Or, as Brian Zahnd recently expressed it, “We have Jesus. We lose Jesus. We seek Jesus. We find Jesus. We rethink Jesus”. And round and round we go.
Within Out of Sorts, Sarah Bessey shares her own experience of this journey: unfolding the ups and downs of rummaging through our faith in the intent of sorting out what needs to rediscovered, reclaimed and recycled from what is just refuse. As someone who has also found themselves consistently on this road-trip for the past five and a half years, I’ve taken great encouragement from Sarah’s words.
As a consequence of openly and honestly expressing her struggles with faith, scripture and church, I firmly believe that Bessey has produced one of the best books about what it means to be part of the church and a follower of Jesus. Mainly because her account is so earthy and human, while remaining Spirit infused and animated. She tenderly emphasises the fallibility of our humanity, whilst consistently leaning into the faithfulness of the Divine.
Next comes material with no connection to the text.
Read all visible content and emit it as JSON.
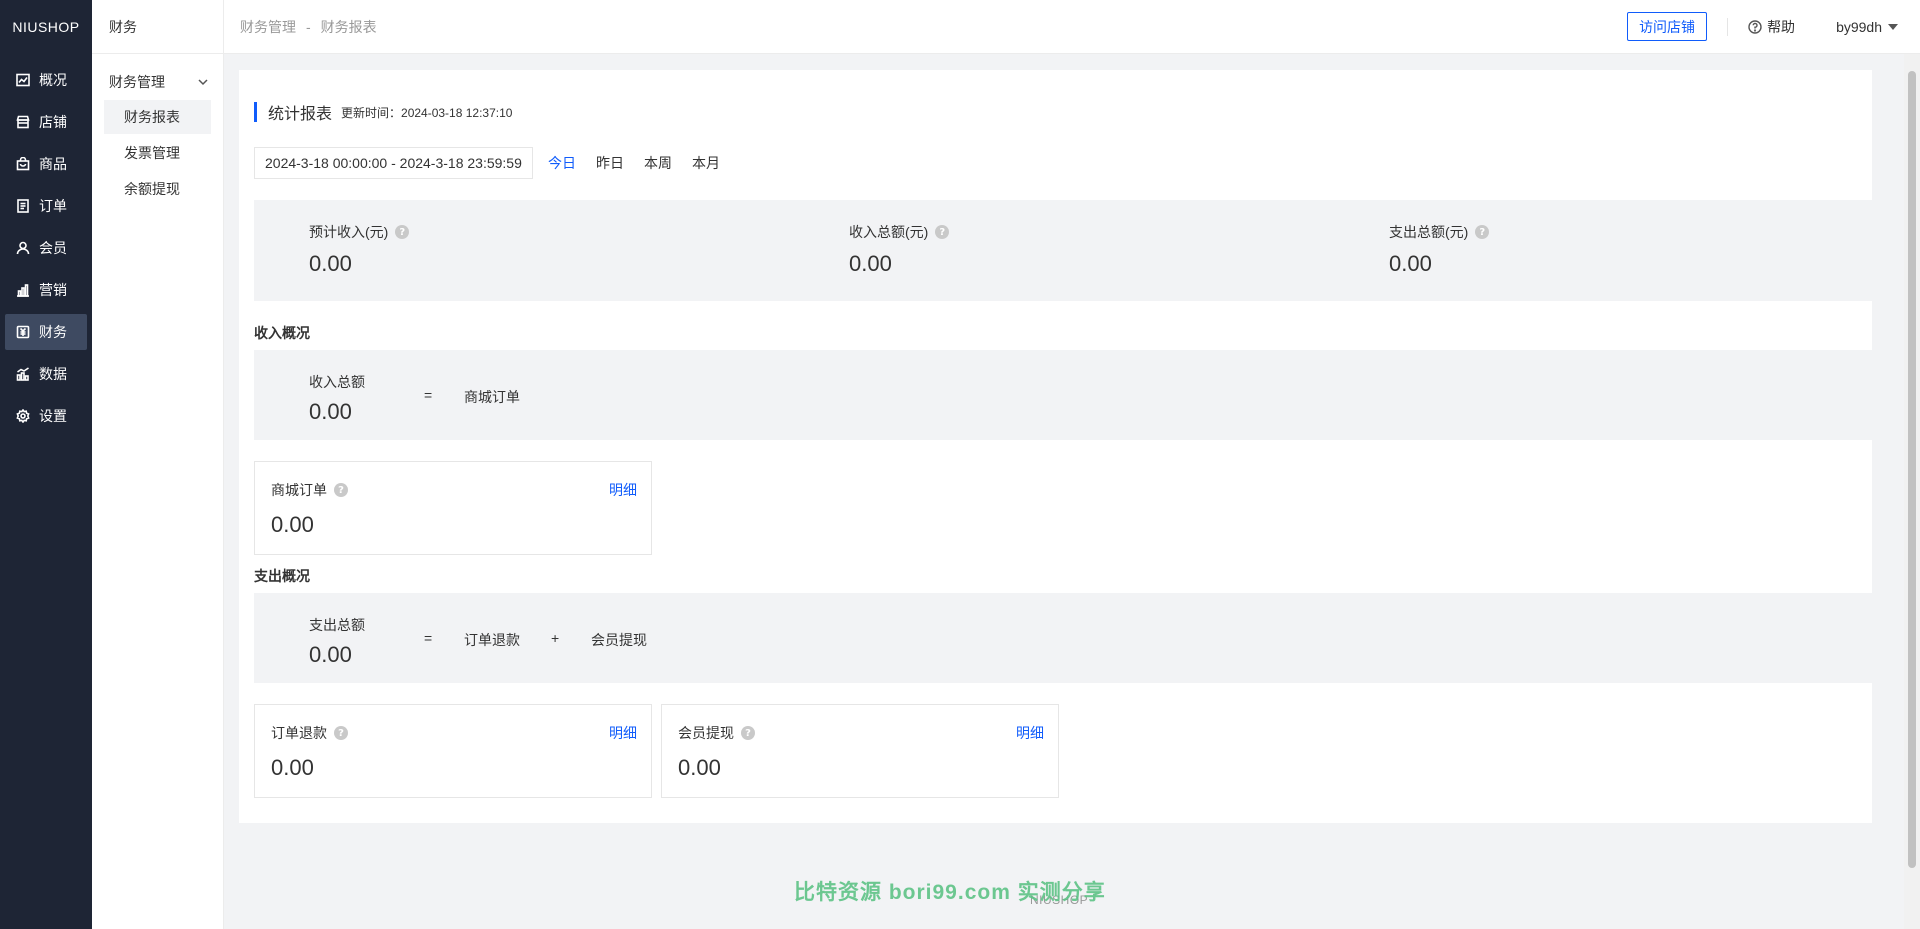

Sarah’s tone reminds me of Philip Yancey; there’s an understanding and empathy that is carried across which can only be birthed from genuinely wrestling with oneself. Her words are free from condescension and cynicism, whilst still calling us to listen and reconsider and acknowledge. Because of that, I’m more than happy to sit and listen to her, knowing that I’m receiving truth and wisdom and perspective that aren’t going to be served with a side order of condemnation and an injection of guilt. Truth, when dispensed this way, still comes with conviction, but of a more powerful sort that uncorks something that is already inside of me. To use a film metaphor to describe this, Out Of Sorts pulls off the kind of Inception that DiCaprio & Co could only dream of (no pun intended); I’m convicted reading Sarah’s words, not because they force conviction into me externally and unnaturally, but because her honesty draws my own deep insecurities out into the open.
She might not consider herself a theologian, but don’t discredit yourself too soon, Sarah—you’ve done a fantastic job here in articulating the meandering trail of following Jesus.
This is a highly recommended read!
My hope is that you will read it. For those of us who feel “Out Of Sorts”, you’ll draw great wisdom from this. For those of you who don’t, maybe it will help you come to terms with the truth that we all are, in a way, and that’s ok. Being “Out of Sorts” is part and parcel of what it means to believe.
(Ps. In case you wondering—my favourite chapters were, 7. The People Of God: On Church, and 10. Obey the Sadness: On Grief and Lament)
Tristan Sherwin is the author of Love: Expressed